··· Dataset records ···

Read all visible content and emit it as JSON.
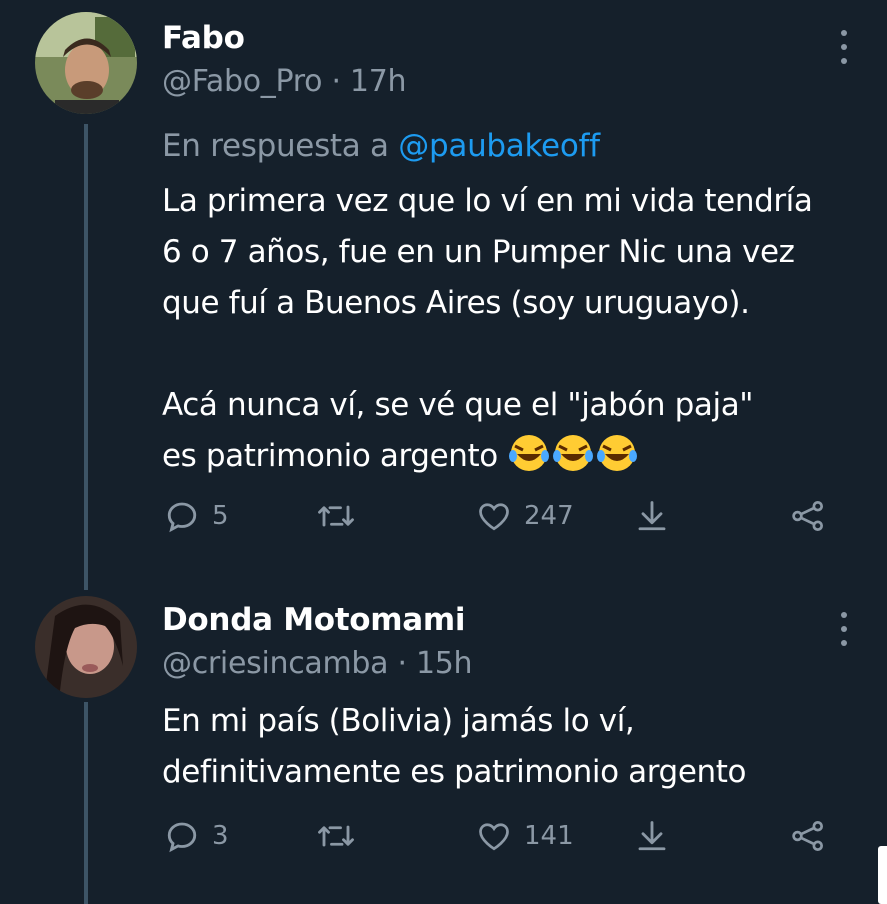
{
  "tweets": [
    {
      "name": "Fabo",
      "handle": "@Fabo_Pro",
      "time": "· 17h",
      "reply_prefix": "En respuesta a",
      "reply_mention": "@paubakeoff",
      "text_part1": "La primera vez que lo ví en mi vida tendría\n6 o 7 años, fue en un Pumper Nic una vez\nque fuí a Buenos Aires (soy uruguayo).\n\nAcá nunca ví, se vé que el \"jabón paja\"\nes patrimonio argento ",
      "emojis": [
        "rolling-on-floor-laughing",
        "rolling-on-floor-laughing",
        "rolling-on-floor-laughing"
      ],
      "replies": "5",
      "retweets": "",
      "likes": "247"
    },
    {
      "name": "Donda Motomami",
      "handle": "@criesincamba",
      "time": "· 15h",
      "text_part1": "En mi país (Bolivia) jamás lo ví,\ndefinitivamente es patrimonio argento",
      "replies": "3",
      "retweets": "",
      "likes": "141"
    }
  ],
  "colors": {
    "background": "#15202b",
    "text": "#ffffff",
    "secondary": "#8b98a5",
    "link": "#1d9bf0",
    "thread": "#3d5466"
  }
}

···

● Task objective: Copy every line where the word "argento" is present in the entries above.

● Task solution:
      "text_part1": "La primera vez que lo ví en mi vida tendría\n6 o 7 años, fue en un Pumper Nic una vez\nque fuí a Buenos Aires (soy uruguayo).\n\nAcá nunca ví, se vé que el \"jabón paja\"\nes patrimonio argento ",
      "text_part1": "En mi país (Bolivia) jamás lo ví,\ndefinitivamente es patrimonio argento",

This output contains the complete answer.